SEATTLE — By and large, the Seahawks aren’t getting all puffed up about Deflategate.
They generally brushed off the NFL’s investigation of the Patriots taking the air out of the footballs used in their win over the Colts in the AFC Championship game and, more or less, chuckled at the analysis of what difference ounces make when it comes to throwing and catching the ball.
If a lighter ball is easier to catch, Seattle cornerback Richard Sherman said, he hadn’t noticed it on any of his 24 career interceptions.
“I have to go back to my collection and check ’em,” Sherman said. “I have to see if there are pounds missing or anything like that.”
Sherman said the investigation won’t change the fact that the Seahawks have to prepare to face the Patriots in Super Bowl XLIX.
“I’m not sure anything will come of it,” Sherman said. “If it’s true or if it’s not true. It didn’t have much effect on the game, if any. If it did, then whatever. If it’s against the rules, it’s against the rules, but it’s not going to have any effect on this game.
“Nobody’s going to get suspended. Nothing’s going to happen. They’re going to play this game. Whatever they did, the risk-reward was greater.”
If anything, Sherman pointed to the league’s threats to suspend running back Marshawn Lynch for wearing gold cleats, and he said there was a double standard.
“They were trying to suspend Marshawn for gold shoes and that [deflating the ball] really affects the game,” Sherman said. “You suspend Marshawn for gold shoes, then you’ve got balls being deflated and that’s the issue.”
An NFL inspection found that 11 of the 12 balls used by the Patriots against the Colts were found to be under inflated by 2 pounds per square inch. NFL specifications require balls to be inflated to 12½-13½ PSI.
The Patriots could be fined if it’s determined they deliberately doctored the footballs.
Seahawks quarterback Russell Wilson steered clear of the controversy.
“I don’t know anything about that,” he said. “So there’s not really much I can comment on that. Obviously they’re a great team. I don’t think of that as an issue, probably. But I have no idea.”
The Colts raised questions about the footballs when linebacker D’Qwell Jackson intercepted a Tom Brady pass in the second quarter.
Jackson reportedly gave the ball to someone on the Colts equipment staff, who then told head coach Chuck Pagano, who passed the information on to general manager Ryan Grigson, who then got in touch with the league.
Andrew Luck, who led the league with 40 touchdown passes, had the worst playoff game of his career, throwing for 126 yards on 12-of-33 passing with two interceptions and a quarterback rating of 23.

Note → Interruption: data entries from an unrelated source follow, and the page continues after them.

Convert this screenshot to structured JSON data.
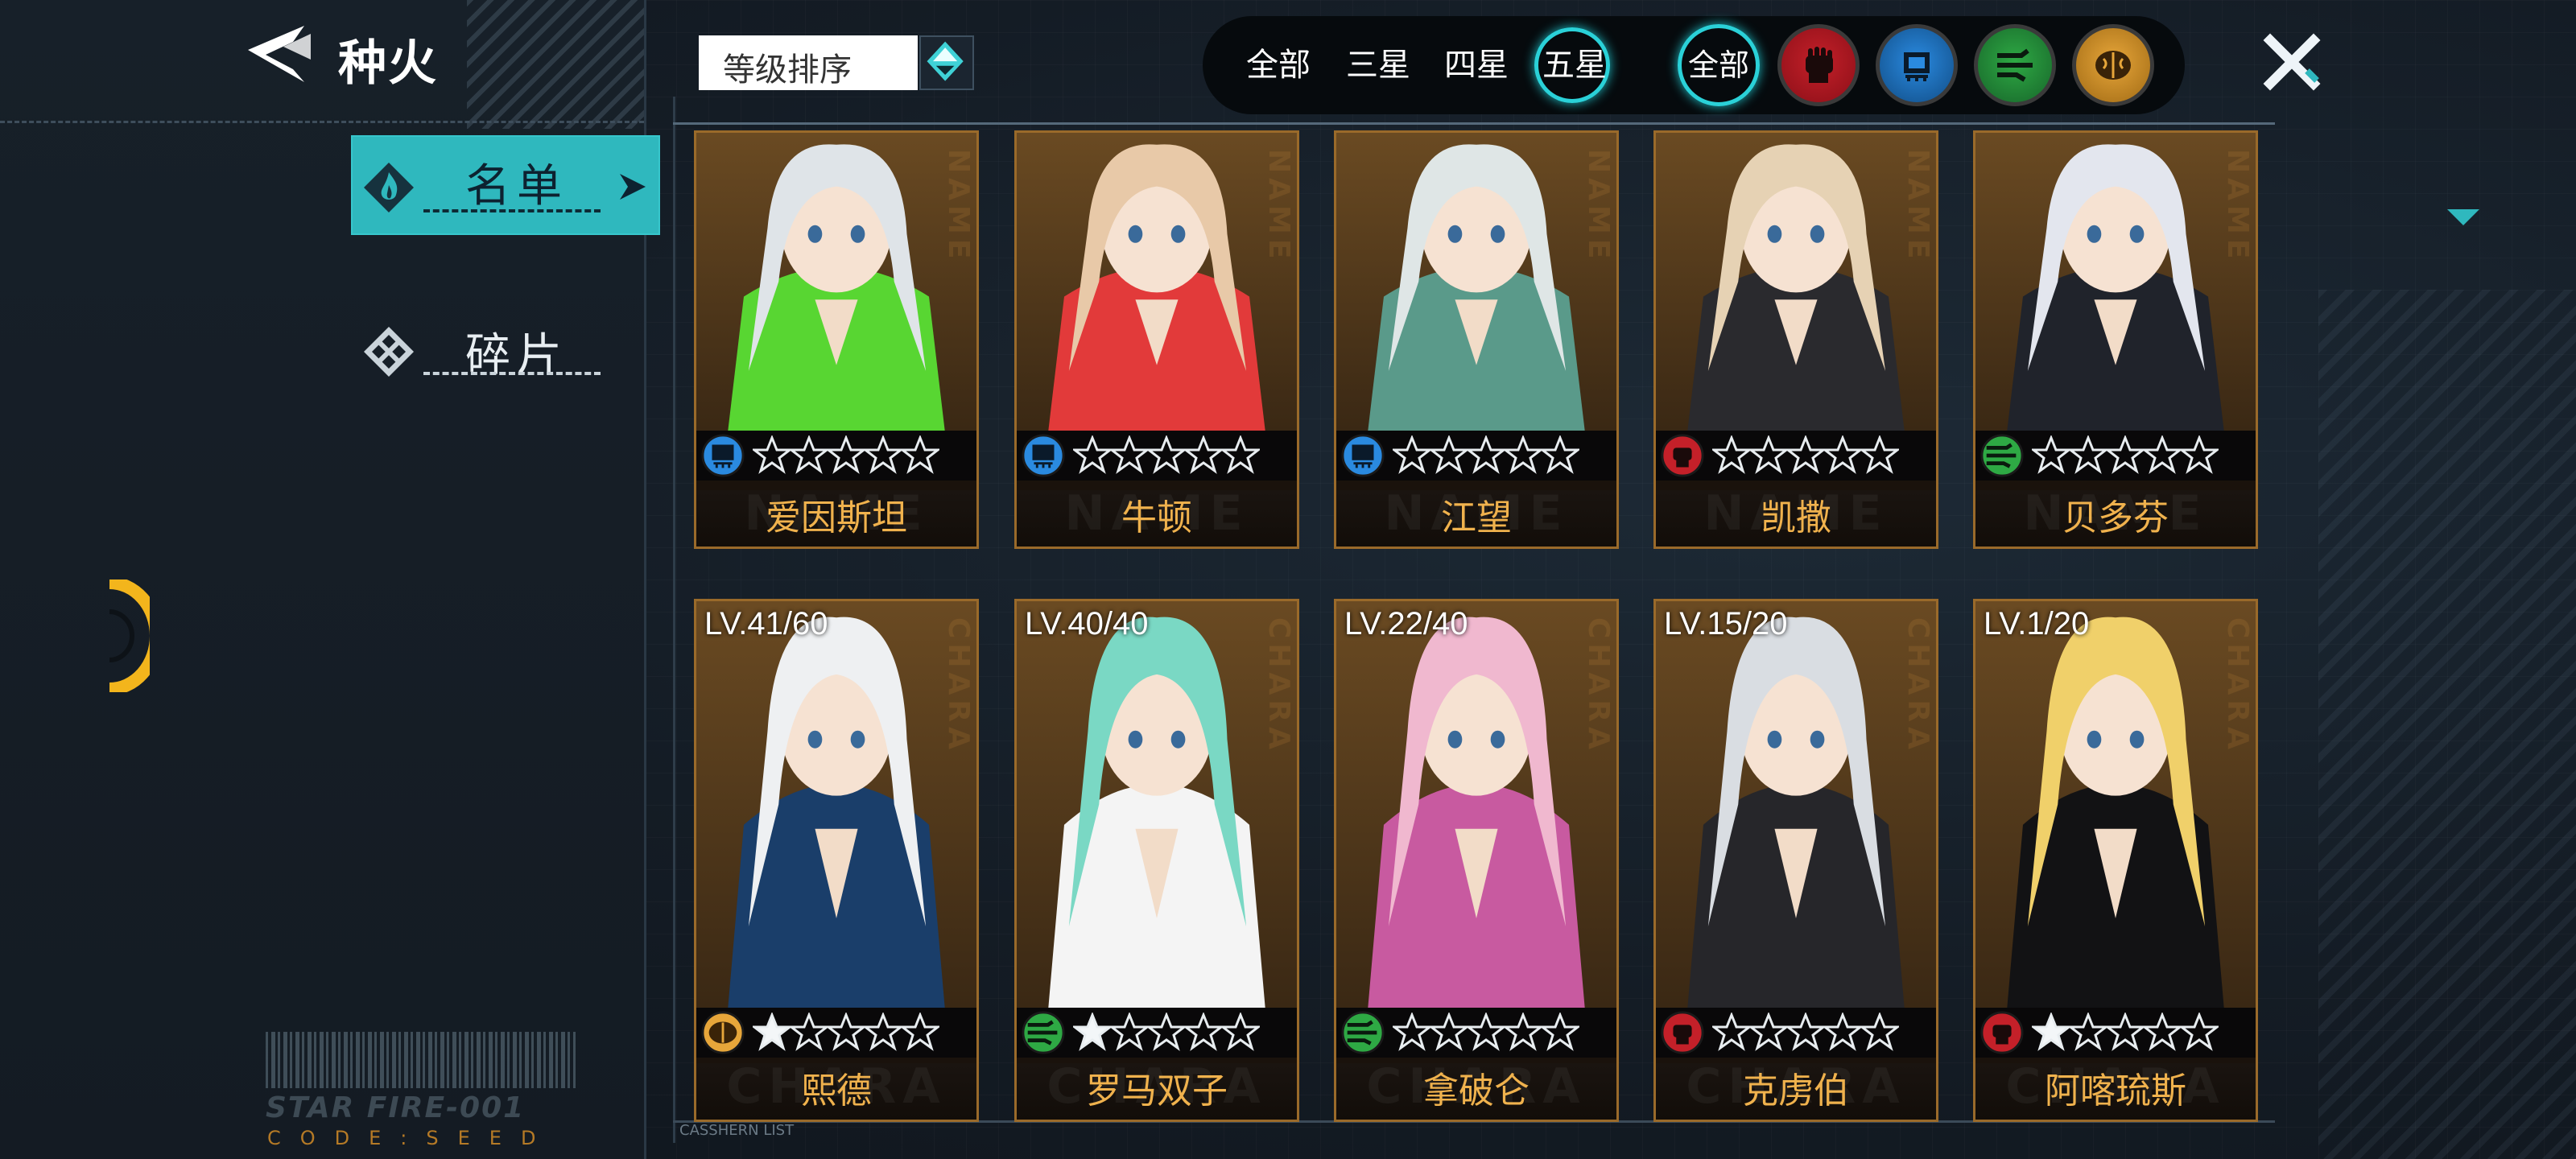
{
  "header": {
    "title": "种火"
  },
  "sidebar": {
    "tabs": [
      {
        "label": "名单",
        "active": true
      },
      {
        "label": "碎片",
        "active": false
      }
    ],
    "barcode_text": "STAR FIRE-001",
    "code_text": "CODE:SEED"
  },
  "sort": {
    "label": "等级排序"
  },
  "filters": {
    "stars": [
      "全部",
      "三星",
      "四星",
      "五星"
    ],
    "active_star": "五星",
    "class_all": "全部",
    "class_icons": [
      "fist-icon",
      "chip-icon",
      "circuit-icon",
      "brain-icon"
    ]
  },
  "roster_tag": "CASSHERN LIST",
  "colors": {
    "accent": "#2fb8be",
    "name_gold": "#f0b24d",
    "card_border": "#9a6a2a",
    "fist": "#c42029",
    "chip": "#2a8ae0",
    "circuit": "#2ea944",
    "brain": "#e7a63a"
  },
  "cards": [
    {
      "name": "爱因斯坦",
      "level": "",
      "class": "chip",
      "stars_filled": 0,
      "watermark": "NAME"
    },
    {
      "name": "牛顿",
      "level": "",
      "class": "chip",
      "stars_filled": 0,
      "watermark": "NAME"
    },
    {
      "name": "江望",
      "level": "",
      "class": "chip",
      "stars_filled": 0,
      "watermark": "NAME"
    },
    {
      "name": "凯撒",
      "level": "",
      "class": "fist",
      "stars_filled": 0,
      "watermark": "NAME"
    },
    {
      "name": "贝多芬",
      "level": "",
      "class": "circuit",
      "stars_filled": 0,
      "watermark": "NAME"
    },
    {
      "name": "熙德",
      "level": "LV.41/60",
      "class": "brain",
      "stars_filled": 1,
      "watermark": "CHARA"
    },
    {
      "name": "罗马双子",
      "level": "LV.40/40",
      "class": "circuit",
      "stars_filled": 1,
      "watermark": "CHARA"
    },
    {
      "name": "拿破仑",
      "level": "LV.22/40",
      "class": "circuit",
      "stars_filled": 0,
      "watermark": "CHARA"
    },
    {
      "name": "克虏伯",
      "level": "LV.15/20",
      "class": "fist",
      "stars_filled": 0,
      "watermark": "CHARA"
    },
    {
      "name": "阿喀琉斯",
      "level": "LV.1/20",
      "class": "fist",
      "stars_filled": 1,
      "watermark": "CHARA"
    }
  ]
}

That said, with the lopsidedness of the score, Colts tight end Dwayne Allen called the issue a nonstory and tweeted, “They could have played with soap for balls and beat us. Simply the better team. We have to continue to build.”
Still, opinions around the league varied. Packers quarterback Aaron Rodgers was vocal about his preferences for an overinflated football.

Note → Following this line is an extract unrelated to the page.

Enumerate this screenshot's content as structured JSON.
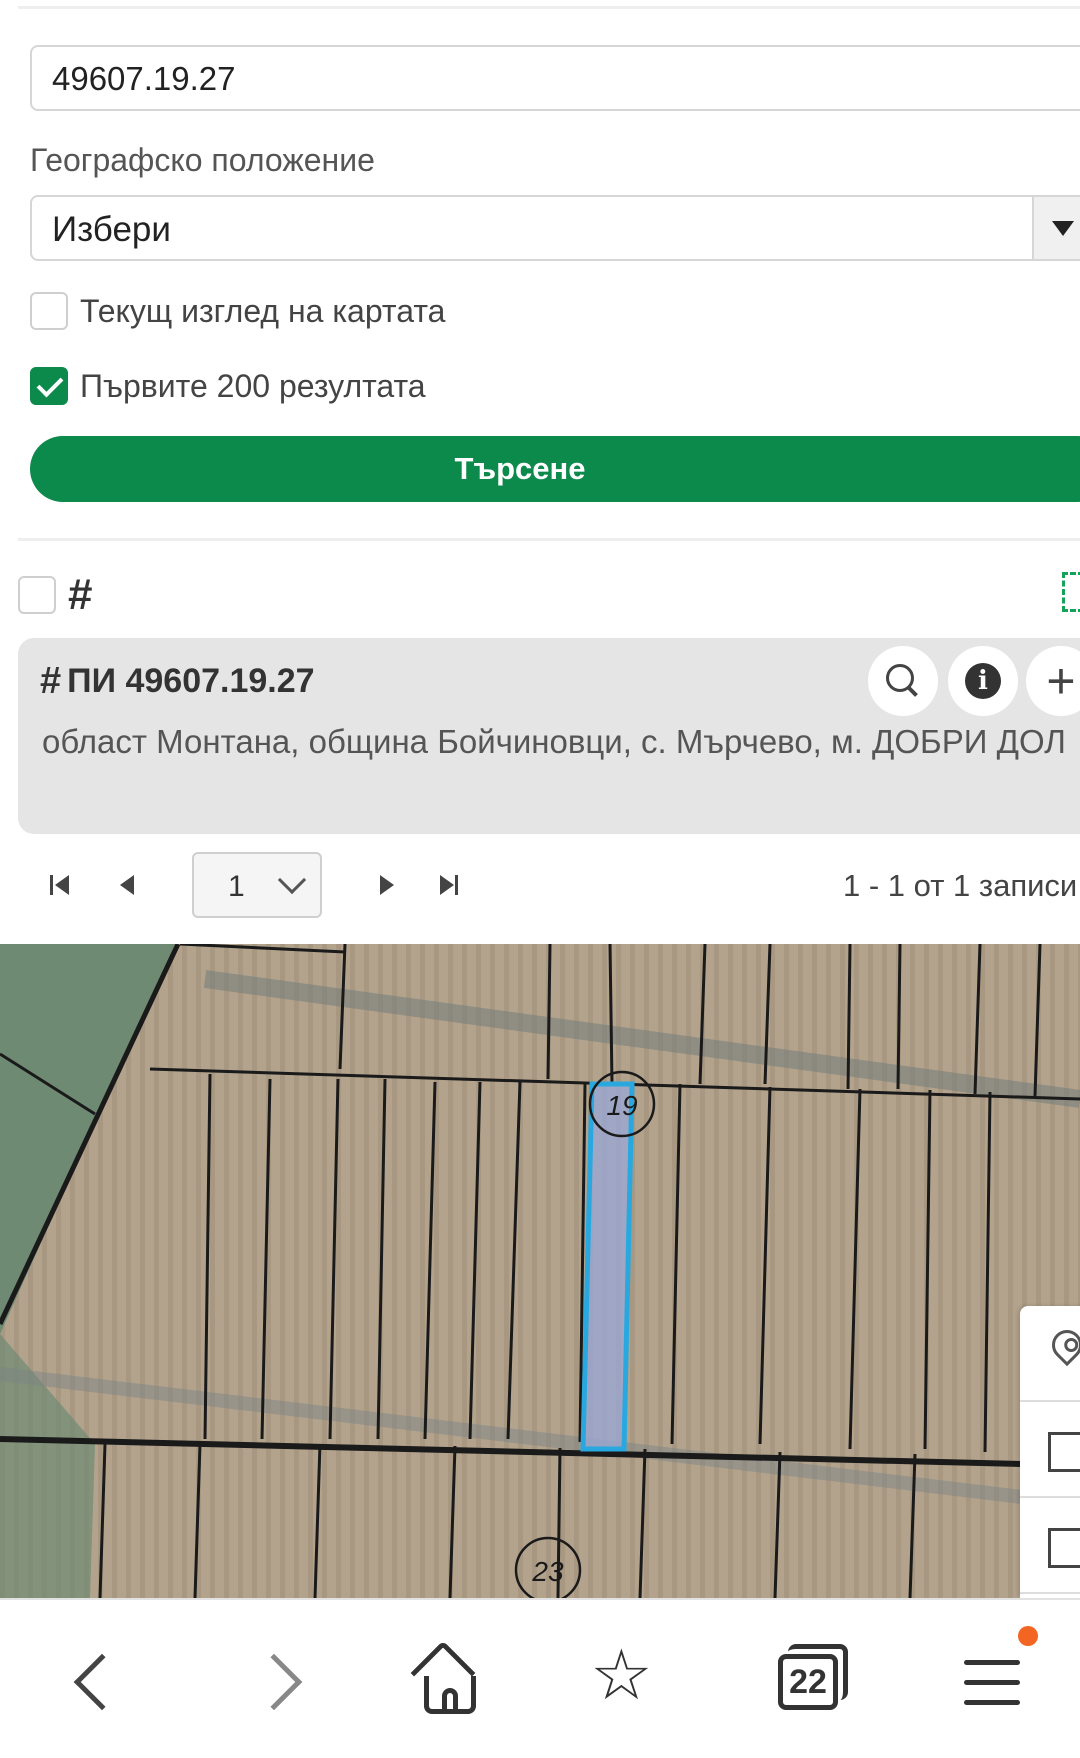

Wilson’s said he wasn’t nearly as picky.
“Just as long as they have laces,” Wilson said. “I’m good to go.”
Seahawks offensive coordinator Darrell Bevell echoed the sentiment.
“We throw whatever’s given to us,” Bevell said. “If it’s flat, we’re in trouble.”
From a receiver’s perspective, Seahawks wideout Jermaine Kearse said he never gave a second thought to the football specs either.
“I just catch footballs as they come,” Kearse said. “It could be a tennis ball out there and if they throw it to me I’ll try to catch it.”
He was more in disbelief about how much attention the issue’s gotten. So much so, that he channeled his inner Allen Iverson.
“Honestly, this is so funny because we’re really talking about footballs right now,” Kearse said. “We’re not talking about the game. We’re talking about footballs. Not the game. But the balls.”
Julian Benbow can be reached at firstname.lastname@example.org.